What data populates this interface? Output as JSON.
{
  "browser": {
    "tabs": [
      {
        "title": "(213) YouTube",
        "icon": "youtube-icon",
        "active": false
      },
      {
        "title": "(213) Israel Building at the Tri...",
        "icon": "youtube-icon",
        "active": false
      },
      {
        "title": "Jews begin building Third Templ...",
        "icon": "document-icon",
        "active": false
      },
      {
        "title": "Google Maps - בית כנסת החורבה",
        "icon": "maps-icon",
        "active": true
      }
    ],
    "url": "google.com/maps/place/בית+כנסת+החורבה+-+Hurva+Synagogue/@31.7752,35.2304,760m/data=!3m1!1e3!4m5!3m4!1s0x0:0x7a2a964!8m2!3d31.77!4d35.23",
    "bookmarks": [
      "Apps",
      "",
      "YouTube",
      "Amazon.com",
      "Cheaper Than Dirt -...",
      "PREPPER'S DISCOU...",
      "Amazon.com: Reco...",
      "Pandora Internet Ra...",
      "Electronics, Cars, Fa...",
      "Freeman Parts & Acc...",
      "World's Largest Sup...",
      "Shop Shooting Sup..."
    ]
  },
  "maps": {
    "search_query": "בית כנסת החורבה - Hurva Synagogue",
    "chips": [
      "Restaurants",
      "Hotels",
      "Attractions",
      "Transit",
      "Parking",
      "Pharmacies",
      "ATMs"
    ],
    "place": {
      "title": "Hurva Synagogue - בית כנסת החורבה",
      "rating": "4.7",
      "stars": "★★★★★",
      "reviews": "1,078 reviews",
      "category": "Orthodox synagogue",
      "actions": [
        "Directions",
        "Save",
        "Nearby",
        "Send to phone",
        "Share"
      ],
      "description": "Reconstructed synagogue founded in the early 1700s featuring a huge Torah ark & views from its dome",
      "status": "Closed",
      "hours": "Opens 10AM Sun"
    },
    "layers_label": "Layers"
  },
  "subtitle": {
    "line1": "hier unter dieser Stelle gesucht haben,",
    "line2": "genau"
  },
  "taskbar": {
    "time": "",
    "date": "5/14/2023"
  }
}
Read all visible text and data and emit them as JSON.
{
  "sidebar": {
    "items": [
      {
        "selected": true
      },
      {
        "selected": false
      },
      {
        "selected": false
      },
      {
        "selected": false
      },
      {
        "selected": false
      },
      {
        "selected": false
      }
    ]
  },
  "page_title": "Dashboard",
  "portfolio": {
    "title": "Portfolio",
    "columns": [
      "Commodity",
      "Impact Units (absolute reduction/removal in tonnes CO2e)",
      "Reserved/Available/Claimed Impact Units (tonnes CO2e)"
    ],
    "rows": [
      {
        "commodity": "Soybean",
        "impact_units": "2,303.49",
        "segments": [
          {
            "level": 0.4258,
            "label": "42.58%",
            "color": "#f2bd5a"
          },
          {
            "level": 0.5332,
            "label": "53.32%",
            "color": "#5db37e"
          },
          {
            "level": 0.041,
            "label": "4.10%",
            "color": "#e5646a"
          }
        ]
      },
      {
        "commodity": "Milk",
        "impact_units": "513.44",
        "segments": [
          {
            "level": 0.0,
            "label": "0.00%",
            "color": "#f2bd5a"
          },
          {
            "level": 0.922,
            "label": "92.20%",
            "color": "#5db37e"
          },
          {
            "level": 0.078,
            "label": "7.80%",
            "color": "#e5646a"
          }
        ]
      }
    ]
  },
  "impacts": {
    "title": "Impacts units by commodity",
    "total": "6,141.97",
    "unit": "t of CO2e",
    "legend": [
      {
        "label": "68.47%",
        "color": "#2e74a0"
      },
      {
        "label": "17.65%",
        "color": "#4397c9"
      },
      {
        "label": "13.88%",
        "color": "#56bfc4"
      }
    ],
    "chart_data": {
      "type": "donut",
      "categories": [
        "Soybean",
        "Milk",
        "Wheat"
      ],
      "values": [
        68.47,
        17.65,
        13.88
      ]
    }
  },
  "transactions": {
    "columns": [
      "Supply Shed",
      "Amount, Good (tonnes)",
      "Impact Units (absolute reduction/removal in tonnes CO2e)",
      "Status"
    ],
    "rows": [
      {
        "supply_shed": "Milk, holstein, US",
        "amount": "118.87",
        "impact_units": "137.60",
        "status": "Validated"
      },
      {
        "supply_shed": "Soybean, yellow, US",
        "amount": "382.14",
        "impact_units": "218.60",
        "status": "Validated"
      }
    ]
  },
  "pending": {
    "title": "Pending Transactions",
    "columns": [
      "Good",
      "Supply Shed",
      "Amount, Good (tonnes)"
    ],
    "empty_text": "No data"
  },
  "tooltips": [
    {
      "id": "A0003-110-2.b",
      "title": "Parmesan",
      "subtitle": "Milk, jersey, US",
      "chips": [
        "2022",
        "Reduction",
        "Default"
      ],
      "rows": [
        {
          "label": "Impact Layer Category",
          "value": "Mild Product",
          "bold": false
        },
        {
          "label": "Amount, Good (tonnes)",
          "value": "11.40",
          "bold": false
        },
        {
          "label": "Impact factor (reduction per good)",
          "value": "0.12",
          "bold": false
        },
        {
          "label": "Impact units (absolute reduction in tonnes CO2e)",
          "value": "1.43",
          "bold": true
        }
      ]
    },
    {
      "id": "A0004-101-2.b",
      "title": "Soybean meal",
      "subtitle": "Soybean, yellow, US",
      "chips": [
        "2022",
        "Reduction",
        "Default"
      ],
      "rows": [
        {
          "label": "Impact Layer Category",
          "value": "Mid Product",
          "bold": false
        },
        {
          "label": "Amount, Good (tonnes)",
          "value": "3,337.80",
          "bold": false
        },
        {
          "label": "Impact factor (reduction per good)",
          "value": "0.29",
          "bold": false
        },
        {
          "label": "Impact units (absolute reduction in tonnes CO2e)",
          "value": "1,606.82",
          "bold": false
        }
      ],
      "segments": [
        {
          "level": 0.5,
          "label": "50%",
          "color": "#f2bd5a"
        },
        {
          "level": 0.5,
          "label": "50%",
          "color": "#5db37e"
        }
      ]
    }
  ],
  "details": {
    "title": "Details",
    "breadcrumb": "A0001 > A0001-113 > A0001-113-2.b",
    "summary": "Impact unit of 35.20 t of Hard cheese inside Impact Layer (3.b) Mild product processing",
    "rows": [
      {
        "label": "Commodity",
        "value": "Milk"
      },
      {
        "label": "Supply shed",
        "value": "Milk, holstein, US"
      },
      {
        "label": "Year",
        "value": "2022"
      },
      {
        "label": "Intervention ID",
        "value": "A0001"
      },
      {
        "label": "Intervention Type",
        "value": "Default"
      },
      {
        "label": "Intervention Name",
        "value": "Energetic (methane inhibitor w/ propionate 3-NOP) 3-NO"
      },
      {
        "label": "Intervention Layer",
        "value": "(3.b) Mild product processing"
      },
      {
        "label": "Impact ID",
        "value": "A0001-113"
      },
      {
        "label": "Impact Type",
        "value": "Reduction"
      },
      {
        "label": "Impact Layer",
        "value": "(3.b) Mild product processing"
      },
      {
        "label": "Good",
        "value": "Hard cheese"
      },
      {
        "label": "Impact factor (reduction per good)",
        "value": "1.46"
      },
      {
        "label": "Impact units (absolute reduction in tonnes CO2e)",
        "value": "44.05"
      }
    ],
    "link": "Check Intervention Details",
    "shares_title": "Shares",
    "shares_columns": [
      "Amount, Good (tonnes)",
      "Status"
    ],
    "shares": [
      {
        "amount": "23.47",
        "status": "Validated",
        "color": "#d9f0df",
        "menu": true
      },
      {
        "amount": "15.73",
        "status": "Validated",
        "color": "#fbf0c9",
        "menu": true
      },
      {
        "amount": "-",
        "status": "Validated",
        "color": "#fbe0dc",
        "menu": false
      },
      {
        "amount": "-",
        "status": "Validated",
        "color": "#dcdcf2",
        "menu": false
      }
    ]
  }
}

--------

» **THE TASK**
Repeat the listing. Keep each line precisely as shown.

» **THE COMPLETED TASK**
What data populates this interface? Output as JSON.
{
  "browser": {
    "tabs": [
      {
        "title": "(213) YouTube",
        "icon": "youtube-icon",
        "active": false
      },
      {
        "title": "(213) Israel Building at the Tri...",
        "icon": "youtube-icon",
        "active": false
      },
      {
        "title": "Jews begin building Third Templ...",
        "icon": "document-icon",
        "active": false
      },
      {
        "title": "Google Maps - בית כנסת החורבה",
        "icon": "maps-icon",
        "active": true
      }
    ],
    "url": "google.com/maps/place/בית+כנסת+החורבה+-+Hurva+Synagogue/@31.7752,35.2304,760m/data=!3m1!1e3!4m5!3m4!1s0x0:0x7a2a964!8m2!3d31.77!4d35.23",
    "bookmarks": [
      "Apps",
      "",
      "YouTube",
      "Amazon.com",
      "Cheaper Than Dirt -...",
      "PREPPER'S DISCOU...",
      "Amazon.com: Reco...",
      "Pandora Internet Ra...",
      "Electronics, Cars, Fa...",
      "Freeman Parts & Acc...",
      "World's Largest Sup...",
      "Shop Shooting Sup..."
    ]
  },
  "maps": {
    "search_query": "בית כנסת החורבה - Hurva Synagogue",
    "chips": [
      "Restaurants",
      "Hotels",
      "Attractions",
      "Transit",
      "Parking",
      "Pharmacies",
      "ATMs"
    ],
    "place": {
      "title": "Hurva Synagogue - בית כנסת החורבה",
      "rating": "4.7",
      "stars": "★★★★★",
      "reviews": "1,078 reviews",
      "category": "Orthodox synagogue",
      "actions": [
        "Directions",
        "Save",
        "Nearby",
        "Send to phone",
        "Share"
      ],
      "description": "Reconstructed synagogue founded in the early 1700s featuring a huge Torah ark & views from its dome",
      "status": "Closed",
      "hours": "Opens 10AM Sun"
    },
    "layers_label": "Layers"
  },
  "subtitle": {
    "line1": "hier unter dieser Stelle gesucht haben,",
    "line2": "genau"
  },
  "taskbar": {
    "time": "",
    "date": "5/14/2023"
  }
}
Read all visible text and data and emit them as JSON.
{
  "sidebar": {
    "items": [
      {
        "selected": true
      },
      {
        "selected": false
      },
      {
        "selected": false
      },
      {
        "selected": false
      },
      {
        "selected": false
      },
      {
        "selected": false
      }
    ]
  },
  "page_title": "Dashboard",
  "portfolio": {
    "title": "Portfolio",
    "columns": [
      "Commodity",
      "Impact Units (absolute reduction/removal in tonnes CO2e)",
      "Reserved/Available/Claimed Impact Units (tonnes CO2e)"
    ],
    "rows": [
      {
        "commodity": "Soybean",
        "impact_units": "2,303.49",
        "segments": [
          {
            "level": 0.4258,
            "label": "42.58%",
            "color": "#f2bd5a"
          },
          {
            "level": 0.5332,
            "label": "53.32%",
            "color": "#5db37e"
          },
          {
            "level": 0.041,
            "label": "4.10%",
            "color": "#e5646a"
          }
        ]
      },
      {
        "commodity": "Milk",
        "impact_units": "513.44",
        "segments": [
          {
            "level": 0.0,
            "label": "0.00%",
            "color": "#f2bd5a"
          },
          {
            "level": 0.922,
            "label": "92.20%",
            "color": "#5db37e"
          },
          {
            "level": 0.078,
            "label": "7.80%",
            "color": "#e5646a"
          }
        ]
      }
    ]
  },
  "impacts": {
    "title": "Impacts units by commodity",
    "total": "6,141.97",
    "unit": "t of CO2e",
    "legend": [
      {
        "label": "68.47%",
        "color": "#2e74a0"
      },
      {
        "label": "17.65%",
        "color": "#4397c9"
      },
      {
        "label": "13.88%",
        "color": "#56bfc4"
      }
    ],
    "chart_data": {
      "type": "donut",
      "categories": [
        "Soybean",
        "Milk",
        "Wheat"
      ],
      "values": [
        68.47,
        17.65,
        13.88
      ]
    }
  },
  "transactions": {
    "columns": [
      "Supply Shed",
      "Amount, Good (tonnes)",
      "Impact Units (absolute reduction/removal in tonnes CO2e)",
      "Status"
    ],
    "rows": [
      {
        "supply_shed": "Milk, holstein, US",
        "amount": "118.87",
        "impact_units": "137.60",
        "status": "Validated"
      },
      {
        "supply_shed": "Soybean, yellow, US",
        "amount": "382.14",
        "impact_units": "218.60",
        "status": "Validated"
      }
    ]
  },
  "pending": {
    "title": "Pending Transactions",
    "columns": [
      "Good",
      "Supply Shed",
      "Amount, Good (tonnes)"
    ],
    "empty_text": "No data"
  },
  "tooltips": [
    {
      "id": "A0003-110-2.b",
      "title": "Parmesan",
      "subtitle": "Milk, jersey, US",
      "chips": [
        "2022",
        "Reduction",
        "Default"
      ],
      "rows": [
        {
          "label": "Impact Layer Category",
          "value": "Mild Product",
          "bold": false
        },
        {
          "label": "Amount, Good (tonnes)",
          "value": "11.40",
          "bold": false
        },
        {
          "label": "Impact factor (reduction per good)",
          "value": "0.12",
          "bold": false
        },
        {
          "label": "Impact units (absolute reduction in tonnes CO2e)",
          "value": "1.43",
          "bold": true
        }
      ]
    },
    {
      "id": "A0004-101-2.b",
      "title": "Soybean meal",
      "subtitle": "Soybean, yellow, US",
      "chips": [
        "2022",
        "Reduction",
        "Default"
      ],
      "rows": [
        {
          "label": "Impact Layer Category",
          "value": "Mid Product",
          "bold": false
        },
        {
          "label": "Amount, Good (tonnes)",
          "value": "3,337.80",
          "bold": false
        },
        {
          "label": "Impact factor (reduction per good)",
          "value": "0.29",
          "bold": false
        },
        {
          "label": "Impact units (absolute reduction in tonnes CO2e)",
          "value": "1,606.82",
          "bold": false
        }
      ],
      "segments": [
        {
          "level": 0.5,
          "label": "50%",
          "color": "#f2bd5a"
        },
        {
          "level": 0.5,
          "label": "50%",
          "color": "#5db37e"
        }
      ]
    }
  ],
  "details": {
    "title": "Details",
    "breadcrumb": "A0001 > A0001-113 > A0001-113-2.b",
    "summary": "Impact unit of 35.20 t of Hard cheese inside Impact Layer (3.b) Mild product processing",
    "rows": [
      {
        "label": "Commodity",
        "value": "Milk"
      },
      {
        "label": "Supply shed",
        "value": "Milk, holstein, US"
      },
      {
        "label": "Year",
        "value": "2022"
      },
      {
        "label": "Intervention ID",
        "value": "A0001"
      },
      {
        "label": "Intervention Type",
        "value": "Default"
      },
      {
        "label": "Intervention Name",
        "value": "Energetic (methane inhibitor w/ propionate 3-NOP) 3-NO"
      },
      {
        "label": "Intervention Layer",
        "value": "(3.b) Mild product processing"
      },
      {
        "label": "Impact ID",
        "value": "A0001-113"
      },
      {
        "label": "Impact Type",
        "value": "Reduction"
      },
      {
        "label": "Impact Layer",
        "value": "(3.b) Mild product processing"
      },
      {
        "label": "Good",
        "value": "Hard cheese"
      },
      {
        "label": "Impact factor (reduction per good)",
        "value": "1.46"
      },
      {
        "label": "Impact units (absolute reduction in tonnes CO2e)",
        "value": "44.05"
      }
    ],
    "link": "Check Intervention Details",
    "shares_title": "Shares",
    "shares_columns": [
      "Amount, Good (tonnes)",
      "Status"
    ],
    "shares": [
      {
        "amount": "23.47",
        "status": "Validated",
        "color": "#d9f0df",
        "menu": true
      },
      {
        "amount": "15.73",
        "status": "Validated",
        "color": "#fbf0c9",
        "menu": true
      },
      {
        "amount": "-",
        "status": "Validated",
        "color": "#fbe0dc",
        "menu": false
      },
      {
        "amount": "-",
        "status": "Validated",
        "color": "#dcdcf2",
        "menu": false
      }
    ]
  }
}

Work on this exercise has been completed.